Problem details:
Which lines of the records below contain the word "ristomejide"? Report each of them in full.

Start of Material for the task

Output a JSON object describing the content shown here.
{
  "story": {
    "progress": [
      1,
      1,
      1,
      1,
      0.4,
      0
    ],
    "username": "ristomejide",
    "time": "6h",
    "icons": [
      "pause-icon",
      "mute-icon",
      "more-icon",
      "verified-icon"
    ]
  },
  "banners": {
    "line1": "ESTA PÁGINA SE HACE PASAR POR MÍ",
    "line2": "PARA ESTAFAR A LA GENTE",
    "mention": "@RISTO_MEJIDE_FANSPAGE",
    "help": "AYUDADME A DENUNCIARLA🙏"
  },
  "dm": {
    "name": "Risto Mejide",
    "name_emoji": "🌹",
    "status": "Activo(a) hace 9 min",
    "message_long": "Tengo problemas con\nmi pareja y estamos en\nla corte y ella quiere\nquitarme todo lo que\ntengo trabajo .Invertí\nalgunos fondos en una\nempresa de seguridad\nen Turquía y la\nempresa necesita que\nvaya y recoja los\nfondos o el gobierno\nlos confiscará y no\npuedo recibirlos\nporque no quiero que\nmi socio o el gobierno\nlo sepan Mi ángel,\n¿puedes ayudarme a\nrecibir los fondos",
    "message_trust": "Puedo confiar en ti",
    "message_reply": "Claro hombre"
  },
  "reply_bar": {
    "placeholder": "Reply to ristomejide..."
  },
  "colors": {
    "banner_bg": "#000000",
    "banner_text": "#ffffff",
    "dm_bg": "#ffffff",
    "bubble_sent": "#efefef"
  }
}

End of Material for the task

Written solution:
    "username": "ristomejide",
    "placeholder": "Reply to ristomejide..."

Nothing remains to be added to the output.